What you should do:
Take every line of the material below that includes the string "label" and copy it out.
--------------------------------------------------
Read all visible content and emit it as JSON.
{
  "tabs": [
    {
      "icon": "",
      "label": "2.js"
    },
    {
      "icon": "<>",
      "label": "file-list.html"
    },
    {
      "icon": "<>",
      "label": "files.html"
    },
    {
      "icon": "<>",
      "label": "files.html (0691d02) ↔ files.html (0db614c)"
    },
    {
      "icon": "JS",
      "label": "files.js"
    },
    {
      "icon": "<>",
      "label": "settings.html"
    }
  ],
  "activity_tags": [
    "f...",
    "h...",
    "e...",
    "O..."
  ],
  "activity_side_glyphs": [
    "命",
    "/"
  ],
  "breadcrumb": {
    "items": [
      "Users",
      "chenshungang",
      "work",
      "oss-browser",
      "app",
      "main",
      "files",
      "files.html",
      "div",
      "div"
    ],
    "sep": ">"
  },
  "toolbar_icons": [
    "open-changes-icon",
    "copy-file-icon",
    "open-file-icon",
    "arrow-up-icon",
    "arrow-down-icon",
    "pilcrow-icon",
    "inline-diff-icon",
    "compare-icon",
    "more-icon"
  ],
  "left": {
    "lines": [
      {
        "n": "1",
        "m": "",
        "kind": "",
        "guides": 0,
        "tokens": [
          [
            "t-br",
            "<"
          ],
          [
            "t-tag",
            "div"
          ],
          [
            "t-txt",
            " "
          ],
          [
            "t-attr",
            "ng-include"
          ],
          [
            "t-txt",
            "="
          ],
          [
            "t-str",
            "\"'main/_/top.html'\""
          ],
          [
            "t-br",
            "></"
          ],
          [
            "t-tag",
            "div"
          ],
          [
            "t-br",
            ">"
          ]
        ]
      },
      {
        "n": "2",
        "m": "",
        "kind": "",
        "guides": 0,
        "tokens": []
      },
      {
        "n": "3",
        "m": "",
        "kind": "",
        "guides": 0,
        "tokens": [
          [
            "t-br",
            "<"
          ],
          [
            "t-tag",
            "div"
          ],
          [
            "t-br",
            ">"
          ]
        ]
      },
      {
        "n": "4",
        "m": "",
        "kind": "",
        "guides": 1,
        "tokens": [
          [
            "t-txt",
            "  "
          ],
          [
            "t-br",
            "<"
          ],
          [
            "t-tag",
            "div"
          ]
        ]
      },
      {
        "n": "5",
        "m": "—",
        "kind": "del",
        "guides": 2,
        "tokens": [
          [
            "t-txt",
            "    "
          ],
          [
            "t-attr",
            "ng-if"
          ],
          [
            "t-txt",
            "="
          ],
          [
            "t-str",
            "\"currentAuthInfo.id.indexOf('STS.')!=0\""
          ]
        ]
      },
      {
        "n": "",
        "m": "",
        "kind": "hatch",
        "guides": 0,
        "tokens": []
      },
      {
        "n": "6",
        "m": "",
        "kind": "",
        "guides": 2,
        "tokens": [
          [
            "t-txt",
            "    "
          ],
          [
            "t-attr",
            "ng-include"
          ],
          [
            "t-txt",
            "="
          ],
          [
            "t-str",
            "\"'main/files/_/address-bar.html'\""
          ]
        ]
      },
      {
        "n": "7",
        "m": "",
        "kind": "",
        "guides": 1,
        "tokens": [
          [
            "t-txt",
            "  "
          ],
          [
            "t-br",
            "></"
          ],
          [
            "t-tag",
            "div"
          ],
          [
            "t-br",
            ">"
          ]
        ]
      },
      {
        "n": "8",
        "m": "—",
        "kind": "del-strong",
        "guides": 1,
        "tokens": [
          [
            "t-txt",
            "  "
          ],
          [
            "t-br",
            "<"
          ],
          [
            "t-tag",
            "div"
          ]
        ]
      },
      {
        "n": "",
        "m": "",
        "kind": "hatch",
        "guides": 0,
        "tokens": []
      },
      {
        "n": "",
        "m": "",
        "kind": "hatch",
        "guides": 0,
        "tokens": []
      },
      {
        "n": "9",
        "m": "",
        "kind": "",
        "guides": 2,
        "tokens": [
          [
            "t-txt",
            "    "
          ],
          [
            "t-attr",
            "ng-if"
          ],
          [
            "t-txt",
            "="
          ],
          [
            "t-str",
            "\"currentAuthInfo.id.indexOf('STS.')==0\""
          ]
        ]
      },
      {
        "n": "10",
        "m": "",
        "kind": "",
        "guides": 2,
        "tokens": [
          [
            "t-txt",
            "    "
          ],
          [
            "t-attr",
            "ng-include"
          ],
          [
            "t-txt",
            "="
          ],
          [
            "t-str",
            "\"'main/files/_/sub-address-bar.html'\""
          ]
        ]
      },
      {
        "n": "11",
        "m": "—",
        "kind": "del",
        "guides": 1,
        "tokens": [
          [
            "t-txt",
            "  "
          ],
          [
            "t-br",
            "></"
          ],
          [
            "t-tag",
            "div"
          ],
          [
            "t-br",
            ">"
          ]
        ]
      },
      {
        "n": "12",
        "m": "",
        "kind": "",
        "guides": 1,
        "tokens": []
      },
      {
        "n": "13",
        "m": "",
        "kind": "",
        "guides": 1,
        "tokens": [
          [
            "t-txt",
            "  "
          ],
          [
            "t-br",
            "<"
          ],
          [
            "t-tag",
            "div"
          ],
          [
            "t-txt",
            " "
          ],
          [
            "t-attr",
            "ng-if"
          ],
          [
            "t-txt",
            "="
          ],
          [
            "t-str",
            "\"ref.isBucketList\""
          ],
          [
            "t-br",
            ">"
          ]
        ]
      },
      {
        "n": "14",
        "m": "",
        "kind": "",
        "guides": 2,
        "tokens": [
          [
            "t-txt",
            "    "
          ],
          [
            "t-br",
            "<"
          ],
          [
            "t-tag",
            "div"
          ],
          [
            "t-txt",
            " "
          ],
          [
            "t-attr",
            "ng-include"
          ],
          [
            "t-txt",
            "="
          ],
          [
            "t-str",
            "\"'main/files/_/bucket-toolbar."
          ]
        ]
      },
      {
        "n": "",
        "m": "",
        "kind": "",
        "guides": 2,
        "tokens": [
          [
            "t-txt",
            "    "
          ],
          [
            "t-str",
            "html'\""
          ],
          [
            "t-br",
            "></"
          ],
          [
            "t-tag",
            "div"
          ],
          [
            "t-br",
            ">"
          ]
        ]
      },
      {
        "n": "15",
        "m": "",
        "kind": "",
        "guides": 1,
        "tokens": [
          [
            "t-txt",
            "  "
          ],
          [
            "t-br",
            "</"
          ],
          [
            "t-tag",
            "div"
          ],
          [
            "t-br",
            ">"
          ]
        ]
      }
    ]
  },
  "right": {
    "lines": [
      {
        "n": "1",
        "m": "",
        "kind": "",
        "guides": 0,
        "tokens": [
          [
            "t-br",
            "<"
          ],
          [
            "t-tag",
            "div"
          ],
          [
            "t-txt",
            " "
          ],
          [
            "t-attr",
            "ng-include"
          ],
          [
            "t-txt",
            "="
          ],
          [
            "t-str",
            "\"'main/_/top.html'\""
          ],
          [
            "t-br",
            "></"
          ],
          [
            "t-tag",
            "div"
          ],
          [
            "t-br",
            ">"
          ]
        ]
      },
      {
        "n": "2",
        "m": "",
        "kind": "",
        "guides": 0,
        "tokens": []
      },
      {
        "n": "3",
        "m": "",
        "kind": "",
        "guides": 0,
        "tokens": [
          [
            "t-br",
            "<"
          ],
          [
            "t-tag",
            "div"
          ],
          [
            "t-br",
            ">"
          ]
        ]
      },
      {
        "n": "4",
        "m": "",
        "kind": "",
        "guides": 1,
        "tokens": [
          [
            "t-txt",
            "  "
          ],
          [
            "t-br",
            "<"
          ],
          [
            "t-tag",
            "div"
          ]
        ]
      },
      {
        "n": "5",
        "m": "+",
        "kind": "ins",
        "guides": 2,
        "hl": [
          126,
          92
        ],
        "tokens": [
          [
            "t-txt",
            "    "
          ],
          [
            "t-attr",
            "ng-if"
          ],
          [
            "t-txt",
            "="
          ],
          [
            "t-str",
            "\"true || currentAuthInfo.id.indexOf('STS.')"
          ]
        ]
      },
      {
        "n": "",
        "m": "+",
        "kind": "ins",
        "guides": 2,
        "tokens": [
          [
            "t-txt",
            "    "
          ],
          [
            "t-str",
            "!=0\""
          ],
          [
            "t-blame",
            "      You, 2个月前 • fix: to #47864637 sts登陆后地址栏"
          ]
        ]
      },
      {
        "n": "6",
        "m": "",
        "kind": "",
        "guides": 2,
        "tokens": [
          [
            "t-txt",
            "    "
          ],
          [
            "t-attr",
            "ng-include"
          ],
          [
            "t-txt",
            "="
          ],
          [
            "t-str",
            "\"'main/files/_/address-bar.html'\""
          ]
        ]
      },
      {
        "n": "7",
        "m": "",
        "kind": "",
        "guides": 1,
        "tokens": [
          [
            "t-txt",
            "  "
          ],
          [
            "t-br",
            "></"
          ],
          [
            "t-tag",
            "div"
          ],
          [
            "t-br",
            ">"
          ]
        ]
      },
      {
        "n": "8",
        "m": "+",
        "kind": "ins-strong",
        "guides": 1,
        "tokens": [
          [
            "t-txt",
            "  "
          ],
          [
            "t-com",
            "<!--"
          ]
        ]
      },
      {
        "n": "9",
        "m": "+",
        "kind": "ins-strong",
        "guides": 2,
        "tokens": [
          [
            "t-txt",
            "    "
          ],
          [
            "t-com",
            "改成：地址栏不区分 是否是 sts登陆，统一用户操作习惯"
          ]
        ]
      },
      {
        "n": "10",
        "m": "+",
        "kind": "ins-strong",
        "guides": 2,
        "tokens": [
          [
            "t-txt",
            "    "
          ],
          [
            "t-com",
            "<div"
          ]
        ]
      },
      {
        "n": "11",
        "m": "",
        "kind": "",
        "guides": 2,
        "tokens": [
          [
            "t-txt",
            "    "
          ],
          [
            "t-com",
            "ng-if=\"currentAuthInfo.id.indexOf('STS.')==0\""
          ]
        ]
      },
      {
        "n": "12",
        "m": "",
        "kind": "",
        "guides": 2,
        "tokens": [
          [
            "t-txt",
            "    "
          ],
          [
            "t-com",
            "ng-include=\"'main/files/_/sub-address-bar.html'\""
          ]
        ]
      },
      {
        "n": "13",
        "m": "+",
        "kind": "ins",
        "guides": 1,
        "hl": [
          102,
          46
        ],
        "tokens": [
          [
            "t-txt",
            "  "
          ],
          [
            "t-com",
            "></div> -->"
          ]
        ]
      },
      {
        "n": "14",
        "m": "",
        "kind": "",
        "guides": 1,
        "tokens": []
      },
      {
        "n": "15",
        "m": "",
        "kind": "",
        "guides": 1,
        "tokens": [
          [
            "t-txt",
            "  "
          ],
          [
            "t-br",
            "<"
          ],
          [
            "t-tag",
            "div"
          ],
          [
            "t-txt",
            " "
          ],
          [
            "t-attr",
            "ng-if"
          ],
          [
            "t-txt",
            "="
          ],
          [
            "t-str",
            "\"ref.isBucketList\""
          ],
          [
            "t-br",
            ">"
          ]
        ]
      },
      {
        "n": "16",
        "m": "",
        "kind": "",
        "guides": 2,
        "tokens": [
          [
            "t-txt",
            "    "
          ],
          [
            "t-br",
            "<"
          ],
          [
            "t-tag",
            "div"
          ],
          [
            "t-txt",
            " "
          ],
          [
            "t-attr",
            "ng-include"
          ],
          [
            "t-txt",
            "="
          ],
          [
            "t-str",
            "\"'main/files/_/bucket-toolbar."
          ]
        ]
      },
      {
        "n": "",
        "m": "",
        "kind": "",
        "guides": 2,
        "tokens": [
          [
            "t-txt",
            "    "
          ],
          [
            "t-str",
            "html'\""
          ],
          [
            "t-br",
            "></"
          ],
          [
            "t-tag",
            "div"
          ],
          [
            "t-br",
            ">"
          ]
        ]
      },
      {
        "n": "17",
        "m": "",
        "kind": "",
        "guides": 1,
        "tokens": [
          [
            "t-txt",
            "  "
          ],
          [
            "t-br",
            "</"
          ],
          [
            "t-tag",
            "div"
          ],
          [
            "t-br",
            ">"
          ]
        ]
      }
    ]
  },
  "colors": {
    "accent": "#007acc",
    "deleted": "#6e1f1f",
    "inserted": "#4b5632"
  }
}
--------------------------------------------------
Final answer:
      "label": "2.js"
      "label": "file-list.html"
      "label": "files.html"
      "label": "files.html (0691d02) ↔ files.html (0db614c)"
      "label": "files.js"
      "label": "settings.html"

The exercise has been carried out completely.